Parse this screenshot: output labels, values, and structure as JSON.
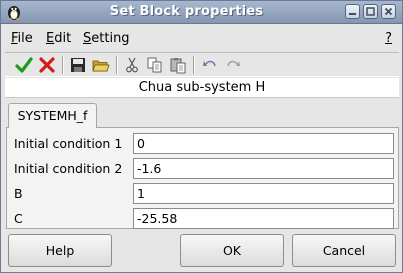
{
  "window": {
    "title": "Set Block properties"
  },
  "menubar": {
    "items": [
      {
        "label": "File",
        "mnemonic": "F",
        "rest": "ile"
      },
      {
        "label": "Edit",
        "mnemonic": "E",
        "rest": "dit"
      },
      {
        "label": "Setting",
        "mnemonic": "S",
        "rest": "etting"
      }
    ],
    "help": "?"
  },
  "toolbar": {
    "icons": [
      "ok-check-icon",
      "cancel-x-icon",
      "save-icon",
      "open-folder-icon",
      "cut-icon",
      "copy-icon",
      "paste-icon",
      "undo-icon",
      "redo-icon"
    ]
  },
  "block": {
    "subtitle": "Chua sub-system H"
  },
  "tab": {
    "label": "SYSTEMH_f"
  },
  "fields": [
    {
      "label": "Initial condition 1",
      "value": "0"
    },
    {
      "label": "Initial condition 2",
      "value": "-1.6"
    },
    {
      "label": "B",
      "value": "1"
    },
    {
      "label": "C",
      "value": "-25.58"
    }
  ],
  "buttons": {
    "help": "Help",
    "ok": "OK",
    "cancel": "Cancel"
  },
  "colors": {
    "titlebar": "#97a7c1",
    "window_bg": "#e6e6e6",
    "check_green": "#1d9a1d",
    "x_red": "#d21d1d"
  }
}
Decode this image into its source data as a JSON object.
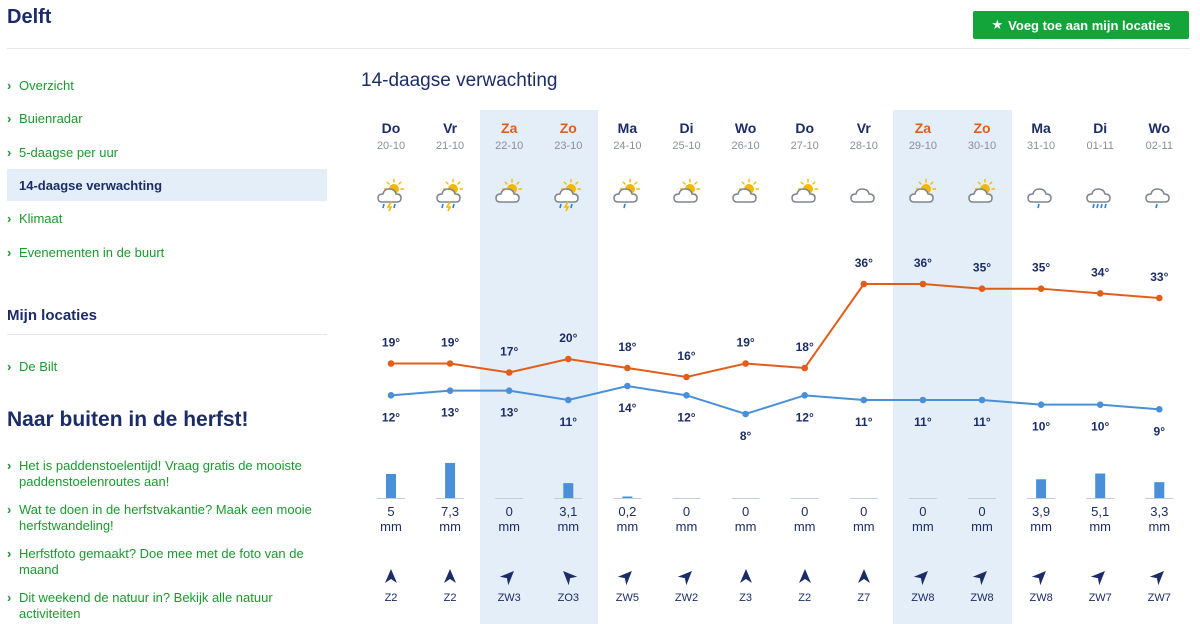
{
  "header": {
    "city": "Delft",
    "add_button": "Voeg toe aan mijn locaties"
  },
  "sidebar": {
    "nav": [
      {
        "label": "Overzicht",
        "active": false
      },
      {
        "label": "Buienradar",
        "active": false
      },
      {
        "label": "5-daagse per uur",
        "active": false
      },
      {
        "label": "14-daagse verwachting",
        "active": true
      },
      {
        "label": "Klimaat",
        "active": false
      },
      {
        "label": "Evenementen in de buurt",
        "active": false
      }
    ],
    "my_locations_title": "Mijn locaties",
    "my_locations": [
      "De Bilt"
    ],
    "outdoor_title": "Naar buiten in de herfst!",
    "articles": [
      "Het is paddenstoelentijd! Vraag gratis de mooiste paddenstoelenroutes aan!",
      "Wat te doen in de herfstvakantie? Maak een mooie herfstwandeling!",
      "Herfstfoto gemaakt? Doe mee met de foto van de maand",
      "Dit weekend de natuur in? Bekijk alle natuur activiteiten"
    ]
  },
  "forecast": {
    "title": "14-daagse verwachting",
    "precip_unit": "mm",
    "days": [
      {
        "day": "Do",
        "date": "20-10",
        "weekend": false,
        "icon": "thunderstorm-sun-icon",
        "max": "19°",
        "min": "12°",
        "precip": "5",
        "wind": "Z2"
      },
      {
        "day": "Vr",
        "date": "21-10",
        "weekend": false,
        "icon": "thunderstorm-sun-icon",
        "max": "19°",
        "min": "13°",
        "precip": "7,3",
        "wind": "Z2"
      },
      {
        "day": "Za",
        "date": "22-10",
        "weekend": true,
        "icon": "partly-cloudy-icon",
        "max": "17°",
        "min": "13°",
        "precip": "0",
        "wind": "ZW3"
      },
      {
        "day": "Zo",
        "date": "23-10",
        "weekend": true,
        "icon": "thunderstorm-sun-icon",
        "max": "20°",
        "min": "11°",
        "precip": "3,1",
        "wind": "ZO3"
      },
      {
        "day": "Ma",
        "date": "24-10",
        "weekend": false,
        "icon": "light-rain-sun-icon",
        "max": "18°",
        "min": "14°",
        "precip": "0,2",
        "wind": "ZW5"
      },
      {
        "day": "Di",
        "date": "25-10",
        "weekend": false,
        "icon": "partly-cloudy-icon",
        "max": "16°",
        "min": "12°",
        "precip": "0",
        "wind": "ZW2"
      },
      {
        "day": "Wo",
        "date": "26-10",
        "weekend": false,
        "icon": "partly-cloudy-icon",
        "max": "19°",
        "min": "8°",
        "precip": "0",
        "wind": "Z3"
      },
      {
        "day": "Do",
        "date": "27-10",
        "weekend": false,
        "icon": "partly-cloudy-icon",
        "max": "18°",
        "min": "12°",
        "precip": "0",
        "wind": "Z2"
      },
      {
        "day": "Vr",
        "date": "28-10",
        "weekend": false,
        "icon": "cloudy-icon",
        "max": "36°",
        "min": "11°",
        "precip": "0",
        "wind": "Z7"
      },
      {
        "day": "Za",
        "date": "29-10",
        "weekend": true,
        "icon": "partly-cloudy-icon",
        "max": "36°",
        "min": "11°",
        "precip": "0",
        "wind": "ZW8"
      },
      {
        "day": "Zo",
        "date": "30-10",
        "weekend": true,
        "icon": "partly-cloudy-icon",
        "max": "35°",
        "min": "11°",
        "precip": "0",
        "wind": "ZW8"
      },
      {
        "day": "Ma",
        "date": "31-10",
        "weekend": false,
        "icon": "light-rain-icon",
        "max": "35°",
        "min": "10°",
        "precip": "3,9",
        "wind": "ZW8"
      },
      {
        "day": "Di",
        "date": "01-11",
        "weekend": false,
        "icon": "rain-icon",
        "max": "34°",
        "min": "10°",
        "precip": "5,1",
        "wind": "ZW7"
      },
      {
        "day": "Wo",
        "date": "02-11",
        "weekend": false,
        "icon": "light-rain-icon",
        "max": "33°",
        "min": "9°",
        "precip": "3,3",
        "wind": "ZW7"
      }
    ]
  },
  "chart_data": {
    "type": "line",
    "x": [
      "20-10",
      "21-10",
      "22-10",
      "23-10",
      "24-10",
      "25-10",
      "26-10",
      "27-10",
      "28-10",
      "29-10",
      "30-10",
      "31-10",
      "01-11",
      "02-11"
    ],
    "series": [
      {
        "values": [
          19,
          19,
          17,
          20,
          18,
          16,
          19,
          18,
          36,
          36,
          35,
          35,
          34,
          33
        ],
        "color": "#e35d1a"
      },
      {
        "values": [
          12,
          13,
          13,
          11,
          14,
          12,
          8,
          12,
          11,
          11,
          11,
          10,
          10,
          9
        ],
        "color": "#4a90d9"
      }
    ],
    "precipitation_mm": [
      5,
      7.3,
      0,
      3.1,
      0.2,
      0,
      0,
      0,
      0,
      0,
      0,
      3.9,
      5.1,
      3.3
    ],
    "wind_rotation_deg": [
      0,
      0,
      45,
      -45,
      45,
      45,
      0,
      0,
      0,
      45,
      45,
      45,
      45,
      45
    ]
  },
  "colors": {
    "accent_green": "#14a53a",
    "weekend_orange": "#e35d1a",
    "navy": "#1b2c66",
    "min_line": "#4a90d9",
    "weekend_bg": "#e4eef8"
  }
}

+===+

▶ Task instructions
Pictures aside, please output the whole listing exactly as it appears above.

▶ Solved exercise
Parse this screenshot: output labels, values, and structure as JSON.
{
  "window": {
    "title": "Set Block properties"
  },
  "menubar": {
    "items": [
      {
        "label": "File",
        "mnemonic": "F",
        "rest": "ile"
      },
      {
        "label": "Edit",
        "mnemonic": "E",
        "rest": "dit"
      },
      {
        "label": "Setting",
        "mnemonic": "S",
        "rest": "etting"
      }
    ],
    "help": "?"
  },
  "toolbar": {
    "icons": [
      "ok-check-icon",
      "cancel-x-icon",
      "save-icon",
      "open-folder-icon",
      "cut-icon",
      "copy-icon",
      "paste-icon",
      "undo-icon",
      "redo-icon"
    ]
  },
  "block": {
    "subtitle": "Chua sub-system H"
  },
  "tab": {
    "label": "SYSTEMH_f"
  },
  "fields": [
    {
      "label": "Initial condition 1",
      "value": "0"
    },
    {
      "label": "Initial condition 2",
      "value": "-1.6"
    },
    {
      "label": "B",
      "value": "1"
    },
    {
      "label": "C",
      "value": "-25.58"
    }
  ],
  "buttons": {
    "help": "Help",
    "ok": "OK",
    "cancel": "Cancel"
  },
  "colors": {
    "titlebar": "#97a7c1",
    "window_bg": "#e6e6e6",
    "check_green": "#1d9a1d",
    "x_red": "#d21d1d"
  }
}
Decode this image into its source data as a JSON object.
{
  "header": {
    "city": "Delft",
    "add_button": "Voeg toe aan mijn locaties"
  },
  "sidebar": {
    "nav": [
      {
        "label": "Overzicht",
        "active": false
      },
      {
        "label": "Buienradar",
        "active": false
      },
      {
        "label": "5-daagse per uur",
        "active": false
      },
      {
        "label": "14-daagse verwachting",
        "active": true
      },
      {
        "label": "Klimaat",
        "active": false
      },
      {
        "label": "Evenementen in de buurt",
        "active": false
      }
    ],
    "my_locations_title": "Mijn locaties",
    "my_locations": [
      "De Bilt"
    ],
    "outdoor_title": "Naar buiten in de herfst!",
    "articles": [
      "Het is paddenstoelentijd! Vraag gratis de mooiste paddenstoelenroutes aan!",
      "Wat te doen in de herfstvakantie? Maak een mooie herfstwandeling!",
      "Herfstfoto gemaakt? Doe mee met de foto van de maand",
      "Dit weekend de natuur in? Bekijk alle natuur activiteiten"
    ]
  },
  "forecast": {
    "title": "14-daagse verwachting",
    "precip_unit": "mm",
    "days": [
      {
        "day": "Do",
        "date": "20-10",
        "weekend": false,
        "icon": "thunderstorm-sun-icon",
        "max": "19°",
        "min": "12°",
        "precip": "5",
        "wind": "Z2"
      },
      {
        "day": "Vr",
        "date": "21-10",
        "weekend": false,
        "icon": "thunderstorm-sun-icon",
        "max": "19°",
        "min": "13°",
        "precip": "7,3",
        "wind": "Z2"
      },
      {
        "day": "Za",
        "date": "22-10",
        "weekend": true,
        "icon": "partly-cloudy-icon",
        "max": "17°",
        "min": "13°",
        "precip": "0",
        "wind": "ZW3"
      },
      {
        "day": "Zo",
        "date": "23-10",
        "weekend": true,
        "icon": "thunderstorm-sun-icon",
        "max": "20°",
        "min": "11°",
        "precip": "3,1",
        "wind": "ZO3"
      },
      {
        "day": "Ma",
        "date": "24-10",
        "weekend": false,
        "icon": "light-rain-sun-icon",
        "max": "18°",
        "min": "14°",
        "precip": "0,2",
        "wind": "ZW5"
      },
      {
        "day": "Di",
        "date": "25-10",
        "weekend": false,
        "icon": "partly-cloudy-icon",
        "max": "16°",
        "min": "12°",
        "precip": "0",
        "wind": "ZW2"
      },
      {
        "day": "Wo",
        "date": "26-10",
        "weekend": false,
        "icon": "partly-cloudy-icon",
        "max": "19°",
        "min": "8°",
        "precip": "0",
        "wind": "Z3"
      },
      {
        "day": "Do",
        "date": "27-10",
        "weekend": false,
        "icon": "partly-cloudy-icon",
        "max": "18°",
        "min": "12°",
        "precip": "0",
        "wind": "Z2"
      },
      {
        "day": "Vr",
        "date": "28-10",
        "weekend": false,
        "icon": "cloudy-icon",
        "max": "36°",
        "min": "11°",
        "precip": "0",
        "wind": "Z7"
      },
      {
        "day": "Za",
        "date": "29-10",
        "weekend": true,
        "icon": "partly-cloudy-icon",
        "max": "36°",
        "min": "11°",
        "precip": "0",
        "wind": "ZW8"
      },
      {
        "day": "Zo",
        "date": "30-10",
        "weekend": true,
        "icon": "partly-cloudy-icon",
        "max": "35°",
        "min": "11°",
        "precip": "0",
        "wind": "ZW8"
      },
      {
        "day": "Ma",
        "date": "31-10",
        "weekend": false,
        "icon": "light-rain-icon",
        "max": "35°",
        "min": "10°",
        "precip": "3,9",
        "wind": "ZW8"
      },
      {
        "day": "Di",
        "date": "01-11",
        "weekend": false,
        "icon": "rain-icon",
        "max": "34°",
        "min": "10°",
        "precip": "5,1",
        "wind": "ZW7"
      },
      {
        "day": "Wo",
        "date": "02-11",
        "weekend": false,
        "icon": "light-rain-icon",
        "max": "33°",
        "min": "9°",
        "precip": "3,3",
        "wind": "ZW7"
      }
    ]
  },
  "chart_data": {
    "type": "line",
    "x": [
      "20-10",
      "21-10",
      "22-10",
      "23-10",
      "24-10",
      "25-10",
      "26-10",
      "27-10",
      "28-10",
      "29-10",
      "30-10",
      "31-10",
      "01-11",
      "02-11"
    ],
    "series": [
      {
        "values": [
          19,
          19,
          17,
          20,
          18,
          16,
          19,
          18,
          36,
          36,
          35,
          35,
          34,
          33
        ],
        "color": "#e35d1a"
      },
      {
        "values": [
          12,
          13,
          13,
          11,
          14,
          12,
          8,
          12,
          11,
          11,
          11,
          10,
          10,
          9
        ],
        "color": "#4a90d9"
      }
    ],
    "precipitation_mm": [
      5,
      7.3,
      0,
      3.1,
      0.2,
      0,
      0,
      0,
      0,
      0,
      0,
      3.9,
      5.1,
      3.3
    ],
    "wind_rotation_deg": [
      0,
      0,
      45,
      -45,
      45,
      45,
      0,
      0,
      0,
      45,
      45,
      45,
      45,
      45
    ]
  },
  "colors": {
    "accent_green": "#14a53a",
    "weekend_orange": "#e35d1a",
    "navy": "#1b2c66",
    "min_line": "#4a90d9",
    "weekend_bg": "#e4eef8"
  }
}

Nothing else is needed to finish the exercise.